“Little England” is a term that references nostalgia to a simpler past, tinged with xenophobia. It will attain a more literal meaning in coming years. England’s large population is packed into an area not that much larger than Scotland.

Brexit will almost certainly be remembered as a terrible mistake. “Leave” passed by a whisker in the ill-advised 2016 referendum after a campaign that was full of lies and confusion. The youth who must deal with it the most hate the idea of restricted access to Europe — it was basically a nostalgia fit by baby boomers. They didn’t like unelected bureaucrats in Brussels and they wanted England to stay English (a genuine risk) — but they also failed to grasp the realities of global economics and showed more than a hint of racism.

A second referendum to confirm the actual — and rather unpopular — deal was prevented illogically. And Johnson won yesterday largely because he had the easiest conceivable opponent in Jeremy Corbyn, whose socialist extremism, tendency to speak fondly of terrorists, and brushes with anti-Semitism were simply just too much.

Now all manner of pain will follow, including years of painstaking disentangling from the EU, trade pact appeals to the Americans and others with hat in hand, peril to the beloved National Health Service and economy, the above-predicted secession movements, and perhaps an undignified attempt by England to return a few decades down the line, when the youth at last take power.

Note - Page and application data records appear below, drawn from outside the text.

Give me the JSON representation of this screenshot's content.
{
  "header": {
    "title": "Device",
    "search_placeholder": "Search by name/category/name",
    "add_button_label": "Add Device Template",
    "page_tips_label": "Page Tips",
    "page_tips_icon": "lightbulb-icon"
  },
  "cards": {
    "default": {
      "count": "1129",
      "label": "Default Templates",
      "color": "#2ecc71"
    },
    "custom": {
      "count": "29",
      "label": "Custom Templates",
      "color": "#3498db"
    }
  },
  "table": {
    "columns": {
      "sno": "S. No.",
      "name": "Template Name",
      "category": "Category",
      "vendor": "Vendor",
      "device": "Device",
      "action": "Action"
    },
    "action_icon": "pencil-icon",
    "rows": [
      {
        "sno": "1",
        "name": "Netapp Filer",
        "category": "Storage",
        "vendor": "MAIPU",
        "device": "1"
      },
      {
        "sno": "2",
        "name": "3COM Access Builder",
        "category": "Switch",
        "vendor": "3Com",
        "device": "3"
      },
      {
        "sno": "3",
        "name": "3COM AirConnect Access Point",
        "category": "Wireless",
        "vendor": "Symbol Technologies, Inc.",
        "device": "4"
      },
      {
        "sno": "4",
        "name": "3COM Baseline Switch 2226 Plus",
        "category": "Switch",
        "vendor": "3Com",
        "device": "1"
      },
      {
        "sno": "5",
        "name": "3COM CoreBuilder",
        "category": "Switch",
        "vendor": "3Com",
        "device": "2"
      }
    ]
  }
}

It gives me no joy to say it, but mistakes have a price.

In the film, the peasants dismiss King Arthur’s proffered bona fides, involving a “Lady of the Lake” who “held aloft Excalibur from the bosom of the water.”

“Well, I didn’t vote for you,” says a peasant woman, as Arthur protests that “you don’t vote for kings.”

England’s partners in the United Kingdom did not vote for Brexit. And aggressive actions can spark equal and opposite reactions.

Drinks with the Queen of the still-United Kingdom



Dan Perry

Journalist and comms professional who led the Associated Press in the Middle East, Africa, Europe & Caribbean. Author of Israel & the Quest for Permanence.